Why catcall at all?
On the streets of Atlanta, men offered varying opinions about what motivates street harassment, whether they partake in it or not.
Kareem Watkins, a 26-year-old insurance claims adjustor said: “A lot of times it’s like pressure amongst men to like, you know, put on a show in front of each other. And kinda humiliate women sometimes … We’re raised to objectify women because we live in a TV world.”
But, Watkins went on to say that some women might be flattered by the attention: “I have heard that when a guy walks by a girl and doesn’t look, that she’s hurt by that,” he said. “I imagine it might feel pretty bad, but you know I can imagine it might boost their ego.”
Watkins and his friend Jay Woods also put the onus on women for inviting commentary with their style of dress. “Did her mom tell her how to wear that? It’s all about how you’re raised,” said Woods.
And while neither of them could explain how a woman might command more respect while walking down the street, both did agree: “Women get treated the way they allow themselves to get treated.”
But for Marcus Jeffries, a 25-year-old student, catcalling is more about biology: “Men prey on women, unfortunately, because women [have] things that men want.” His friend Tyrone Evans said it “makes you look like a pervert … like [you've] never seen a woman before.”
Jared Ripps, 39, says he’s never even considered catcalling a woman. Why? “I have a sister and I wouldn’t want people doing that to her,” he said.
It happens every day
According to a survey that Cornell University conducted with Hollaback! in New York City, 60% of reported incidents of sexual harassment happened on the street. A further 22% happened on public transportation or in terminals.
Lt. Stubkjaer of the San Diego Sheriff’s Department recommended that in order to prevent harassment, women might choose to walk with a friend or in groups, and practice “basic personal safety protocols.” But some women would argue that they should be able to travel independently.
Lola Binkerd was on a train in Los Angeles last month ago when she was sexually harassed. After already switching cars to avoid a group of young men who’d started verbally haranguing her, Lola found herself in a virtually empty car, save for a man with a bicycle.
“He sits down in the seat across from me he leans in and tries to be very flirtatious and I look him in the eye and I say, ‘Please leave me alone’… very quickly he became very angry, very agitated … and then he stood up, punching walls, and it escalated to him shouting sexual threats and threatening to shoot me,” she says.
Like Gilbert, Binkerd also blogged about her experience. Her story revealed another aspect of sexual harassment: “There’s this expectation that you can’t just tell them to leave. People tend to think of it as ‘it’s not a big deal, just be nice.’ They don’t realize that someone’s making you uncomfortable. … The idea that you have to be nice when someone is invading your space is ridiculous,” she says.

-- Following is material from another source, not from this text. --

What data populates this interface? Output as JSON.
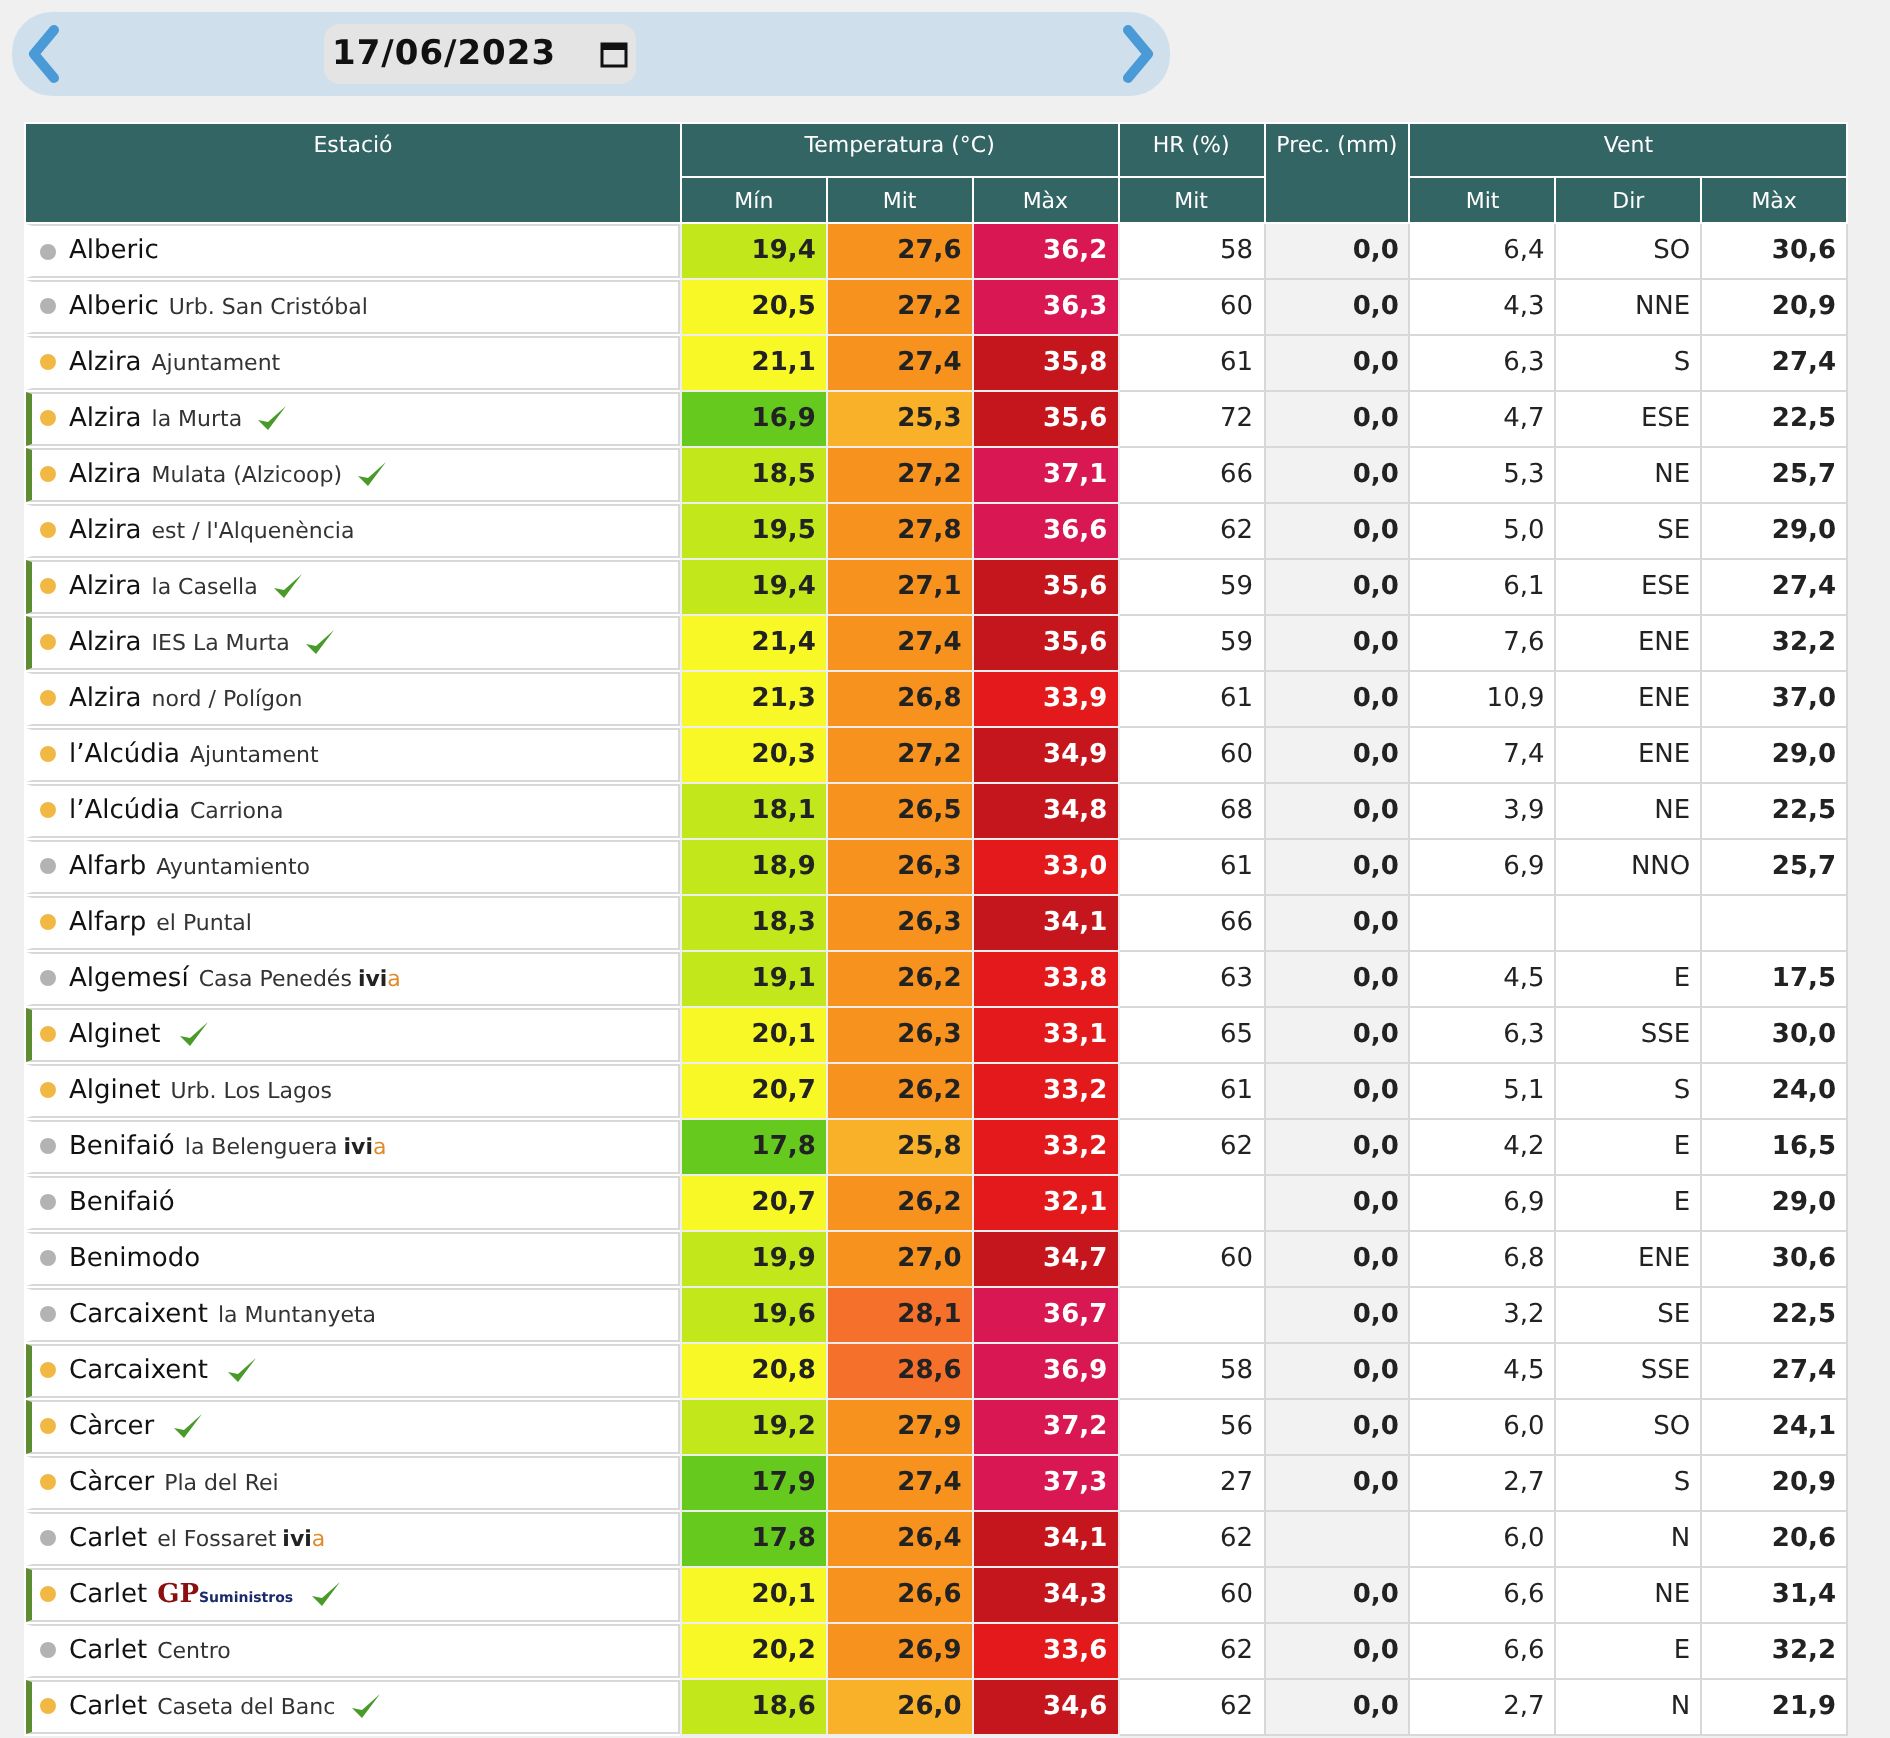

The women CNN spoke to who blogged about their experiences aren’t looking for pity, they said, they’re looking for awareness.
Holly Kearl, founder of the website Stop Street Harassment, said she believes sharing stories is a key to ending street harassment. The site collects instances of street harassment and maps them.
“We can read other people’s stories and see that we are not alone, we can find ideas for standing up to harassers,” she said in an e-mail to CNN.
Kearl sees the issue as a global problem that demands more attention, and while street harassment has historically been seen as normal, it is now “less so than before because so many people are speaking out, exposing just how often it happens … and the negative impact it has on our lives.”